The geology at Site C0010 includes a ~200 m thick sequence of slope apron deposits composed of silty mudstone with some thin sand and ash layers overlying a ~210 m thick wedge of fractured mudstone comprising a thrust sheet in the hanging wall of the megasplay fault (e.g., Moore et al., 2009; Saffer, McNeill, Byrne, Araki, Toczko, Eguchi, Takahashi, and the Expedition 319 Scientists, 2010). The fault juxtaposes the thrust wedge above with overridden slope apron sediments below, which consist of silty mudstone with numerous sand beds and some ash (Kimura et al., 2008; Moore et al., 2009). The character of the megasplay fault zone in seismic reflection images differs markedly between Sites C0004 and C0010 (e.g., Flemings et al., 2009). At Site C0004, there are two distinct reflectors at the base of the thrust wedge; both coring and LWD data document the presence of two main fault zones separated by a ~50 m thick “fault-bounded package” (e.g., Kimura et al., 2008). In contrast, at Site C0010, the megasplay is imaged as a single sharp reflector in the seismic data, suggesting that it would be thinner and perhaps have a simpler architecture than the fault at Site C0004. During Expedition 319, a bottom-hole assembly was made up of a 12¼ inch bit with an 8¼ inch LWD geoVISION tool measuring natural gamma ray and resistivity and the measurement while drilling (MWD) PowerPulse measuring direction and inclination, torque, and weight on bit.

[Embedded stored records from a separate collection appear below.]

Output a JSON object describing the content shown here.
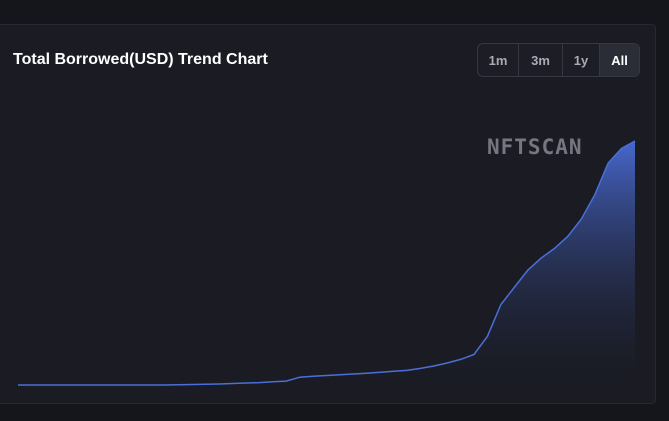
{
  "chart_card": {
    "title": "Total Borrowed(USD) Trend Chart",
    "watermark": "NFTSCAN",
    "ranges": [
      {
        "label": "1m",
        "active": false
      },
      {
        "label": "3m",
        "active": false
      },
      {
        "label": "1y",
        "active": false
      },
      {
        "label": "All",
        "active": true
      }
    ]
  },
  "colors": {
    "line": "#4a6fd8",
    "fill_top": "#4767cc",
    "fill_bottom": "#1a1b23"
  },
  "chart_data": {
    "type": "area",
    "title": "Total Borrowed(USD) Trend Chart",
    "xlabel": "",
    "ylabel": "",
    "grid": false,
    "legend": "none",
    "ylim": [
      0,
      100
    ],
    "series": [
      {
        "values": [
          0,
          0,
          0,
          0,
          0,
          0,
          0,
          0,
          0,
          0,
          0,
          0,
          0.1,
          0.2,
          0.3,
          0.4,
          0.6,
          0.8,
          1.0,
          1.3,
          1.6,
          3.2,
          3.6,
          3.9,
          4.2,
          4.5,
          4.8,
          5.2,
          5.6,
          6.0,
          6.8,
          7.8,
          9.0,
          10.5,
          12.5,
          20,
          33,
          40,
          47,
          52,
          56,
          61,
          68,
          78,
          91,
          97,
          100
        ]
      }
    ]
  }
}
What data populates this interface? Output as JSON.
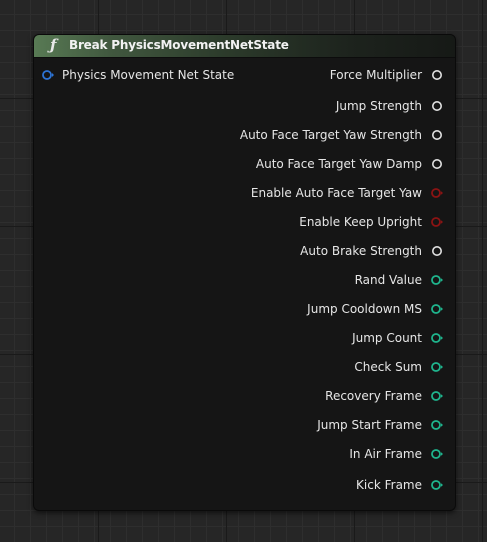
{
  "node": {
    "title": "Break PhysicsMovementNetState",
    "icon": "function-icon",
    "header_color": "#587a54"
  },
  "input": {
    "label": "Physics Movement Net State",
    "color": "#2d74d6"
  },
  "outputs": [
    {
      "label": "Force Multiplier",
      "color": "#e0e0e0",
      "type": "float"
    },
    {
      "label": "Jump Strength",
      "color": "#e0e0e0",
      "type": "float"
    },
    {
      "label": "Auto Face Target Yaw Strength",
      "color": "#e0e0e0",
      "type": "float"
    },
    {
      "label": "Auto Face Target Yaw Damp",
      "color": "#e0e0e0",
      "type": "float"
    },
    {
      "label": "Enable Auto Face Target Yaw",
      "color": "#8c1313",
      "type": "bool"
    },
    {
      "label": "Enable Keep Upright",
      "color": "#8c1313",
      "type": "bool"
    },
    {
      "label": "Auto Brake Strength",
      "color": "#e0e0e0",
      "type": "float"
    },
    {
      "label": "Rand Value",
      "color": "#1fb58d",
      "type": "int"
    },
    {
      "label": "Jump Cooldown MS",
      "color": "#1fb58d",
      "type": "int"
    },
    {
      "label": "Jump Count",
      "color": "#1fb58d",
      "type": "int"
    },
    {
      "label": "Check Sum",
      "color": "#1fb58d",
      "type": "int"
    },
    {
      "label": "Recovery Frame",
      "color": "#1fb58d",
      "type": "int"
    },
    {
      "label": "Jump Start Frame",
      "color": "#1fb58d",
      "type": "int"
    },
    {
      "label": "In Air Frame",
      "color": "#1fb58d",
      "type": "int"
    },
    {
      "label": "Kick Frame",
      "color": "#1fb58d",
      "type": "int"
    }
  ]
}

After MWD and LWD drilling to 402 mbsf, 20 inch casing was run into the hole. Two joints of screened casing (22 m length) were placed at 387–409 mbsf to span the fault zone at 407 mbsf as interpreted from LWD and seismic reflection data (Saffer, McNeill, Byrne, Araki, Toczko, Eguchi, Takahashi, and the Expedition 319 Scientists, 2010). This configuration is outlined schematically in Figure F1B.